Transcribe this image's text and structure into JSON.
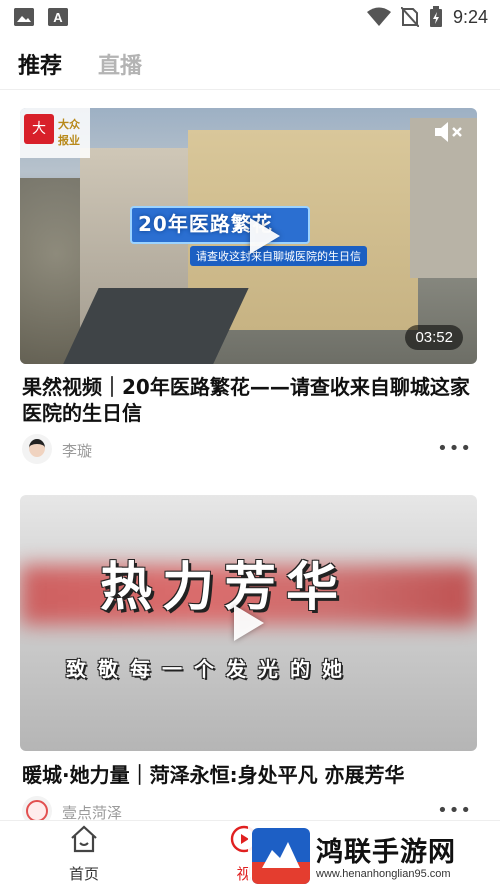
{
  "status_bar": {
    "time": "9:24",
    "icons": [
      "image-icon",
      "app-a-icon",
      "wifi-icon",
      "no-sim-icon",
      "battery-charging-icon"
    ]
  },
  "tabs": [
    {
      "label": "推荐",
      "active": true
    },
    {
      "label": "直播",
      "active": false
    }
  ],
  "feed": [
    {
      "thumbnail": {
        "banner_title": "20年医路繁花",
        "banner_sub": "请查收这封来自聊城医院的生日信",
        "logo_text": "大众报业",
        "duration": "03:52"
      },
      "title": "果然视频｜20年医路繁花——请查收来自聊城这家医院的生日信",
      "author": "李璇"
    },
    {
      "thumbnail": {
        "overlay_big": "热力芳华",
        "overlay_small": "致敬每一个发光的她"
      },
      "title": "暖城·她力量｜菏泽永恒:身处平凡 亦展芳华",
      "author": "壹点菏泽"
    }
  ],
  "bottom_nav": [
    {
      "label": "首页",
      "icon": "home-icon"
    },
    {
      "label": "视",
      "icon": "video-icon"
    }
  ],
  "watermark": {
    "title": "鸿联手游网",
    "url": "www.henanhonglian95.com"
  },
  "colors": {
    "accent": "#e02020",
    "inactive_tab": "#b4b4b4",
    "author_text": "#9a9a9a"
  }
}
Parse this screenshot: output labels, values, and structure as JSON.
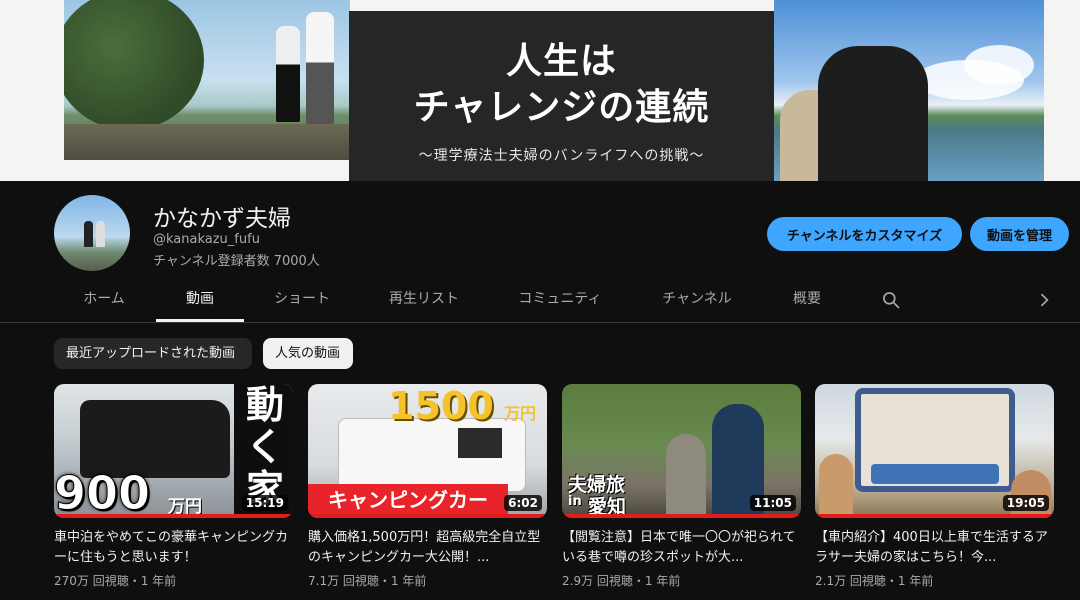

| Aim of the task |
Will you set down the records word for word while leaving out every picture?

| Answer for the task |
Transcribe this image's text and structure into JSON.
{
  "status_bar": {
    "time": "9:24",
    "icons": [
      "image-icon",
      "app-a-icon",
      "wifi-icon",
      "no-sim-icon",
      "battery-charging-icon"
    ]
  },
  "tabs": [
    {
      "label": "推荐",
      "active": true
    },
    {
      "label": "直播",
      "active": false
    }
  ],
  "feed": [
    {
      "thumbnail": {
        "banner_title": "20年医路繁花",
        "banner_sub": "请查收这封来自聊城医院的生日信",
        "logo_text": "大众报业",
        "duration": "03:52"
      },
      "title": "果然视频｜20年医路繁花——请查收来自聊城这家医院的生日信",
      "author": "李璇"
    },
    {
      "thumbnail": {
        "overlay_big": "热力芳华",
        "overlay_small": "致敬每一个发光的她"
      },
      "title": "暖城·她力量｜菏泽永恒:身处平凡 亦展芳华",
      "author": "壹点菏泽"
    }
  ],
  "bottom_nav": [
    {
      "label": "首页",
      "icon": "home-icon"
    },
    {
      "label": "视",
      "icon": "video-icon"
    }
  ],
  "watermark": {
    "title": "鸿联手游网",
    "url": "www.henanhonglian95.com"
  },
  "colors": {
    "accent": "#e02020",
    "inactive_tab": "#b4b4b4",
    "author_text": "#9a9a9a"
  }
}
Parse this screenshot: output labels, values, and structure as JSON.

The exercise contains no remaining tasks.